Over 20 years as an art appraiser have taught me that a passion for art is one of the surest guarantees of a quality collection. And that is true if the collection reflects a strictly historical or highly idiosyncratic point of view, or is so lovingly and thoughtfully -- but daringly -- assembled that it becomes a major force in influencing less adventuresome collectors, critics, and museum curators.
That same experience has taught me that nothing will ruin a collection so easily as mixed or tawdry motives. I have appraised valuable collections so confused and jumbled in style, quality, and attitude (although they all shared one thing: a hefty purchase price) that it was painfully apparent they had been assembled exclusively for profit or prestige. As a matter of fact, owners of such collections invariably discuss recent purchases only in terms of their market value and resale potential -- or point them out as though they were new diplomas awarded for exceptional achievements.
Asked over the phone by such a collector to drop by and appraise his recently acquired John Marin for insurance, I asked if it was an oil or a watercolor. "I don't know," he said, "let me check."
On the other hand, I have seen collections worth relatively little money so carefully and lovingly put together that they themselves became works of art, and served beautifully as expressions of their owners' character and enthusiasms.
It all depends on why one collects. I have no sympathy for the collector I once heard teasingly berate a painter for remaining unknown -- and thus failing to increase dramatically the value of the painter's works the collector had bought a dozen year's before.
And I have none for the collector whose extraordinary collection of modern masters I appraised in a bank vault -- where they had lain, neatly wrapped and stacked, for the previous two decades.

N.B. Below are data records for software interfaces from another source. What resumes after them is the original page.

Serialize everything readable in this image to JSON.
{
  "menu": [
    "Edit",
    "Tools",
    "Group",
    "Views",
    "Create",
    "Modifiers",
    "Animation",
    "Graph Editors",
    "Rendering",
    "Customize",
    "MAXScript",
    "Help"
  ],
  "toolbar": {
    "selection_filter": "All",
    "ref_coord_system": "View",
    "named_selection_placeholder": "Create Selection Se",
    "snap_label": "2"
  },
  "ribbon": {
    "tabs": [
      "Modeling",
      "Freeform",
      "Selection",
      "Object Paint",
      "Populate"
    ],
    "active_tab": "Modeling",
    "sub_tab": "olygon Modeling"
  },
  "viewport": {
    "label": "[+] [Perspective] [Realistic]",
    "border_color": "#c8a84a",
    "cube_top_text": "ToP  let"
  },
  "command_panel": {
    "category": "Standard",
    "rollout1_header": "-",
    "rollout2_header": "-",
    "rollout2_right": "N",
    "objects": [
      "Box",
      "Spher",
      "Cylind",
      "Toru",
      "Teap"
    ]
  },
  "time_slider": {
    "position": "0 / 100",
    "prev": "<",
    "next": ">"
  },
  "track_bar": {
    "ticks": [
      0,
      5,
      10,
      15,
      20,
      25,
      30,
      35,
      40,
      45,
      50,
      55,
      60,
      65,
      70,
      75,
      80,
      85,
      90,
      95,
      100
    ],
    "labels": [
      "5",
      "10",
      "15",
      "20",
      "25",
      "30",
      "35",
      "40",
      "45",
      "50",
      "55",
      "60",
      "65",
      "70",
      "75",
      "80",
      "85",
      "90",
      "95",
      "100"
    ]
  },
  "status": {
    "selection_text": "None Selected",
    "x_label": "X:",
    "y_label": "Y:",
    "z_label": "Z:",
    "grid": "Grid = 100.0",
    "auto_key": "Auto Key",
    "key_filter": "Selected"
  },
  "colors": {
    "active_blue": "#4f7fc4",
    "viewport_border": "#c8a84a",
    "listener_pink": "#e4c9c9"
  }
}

I have known novice collectors so greedy for a bargain that they became angry at me for advising them against the purchase of works whose authenticity was in question (although I had been expressly hired for my advice). Others were so eager to score a coup against a rival that they had their checkbooks out even before the provenance of the work for sale could be checked, or indeed even bofore a close examination of its condition could be made.
To such collectors I have nothing to say anymore. I have, as a matter of fact, stopped advising them.
But I feel very different about the beginning and not partticularly informed collector who wants to buy art he genuinely likes and that he hopes will also increase in value -- one who has no overwhelming desire to impress anyone with his good taste, inside knowledge, or shrewd bargaining.
I would advise such a person to shop around thoroughly, get advice from a professional or a knowledgeable friend if he wishes, but to buy only what he really likes, and by all means to forget the investment side of it.
Be pleased if the painting or piece of sculpture you buy today doubles or even triples in value over the next 30 years. that's very nice, but it's not very shrewd investing -- not only because you could probably have done better elsewhere, but also because, when the time comes to sell, you will have to pay a dealer a hefty consignment fee (anywhere from 20 percent to 50 percent) to sell it for y ou.
So stay out of the art-for-investment business -- unless you want to do it asm a business. Look around. Visit all the galleries you can. Compare what you see there to what is in the museums and in the art books. Involve yourself in art and in art history until you feel you can trust your own judgment. And then buy from the heart.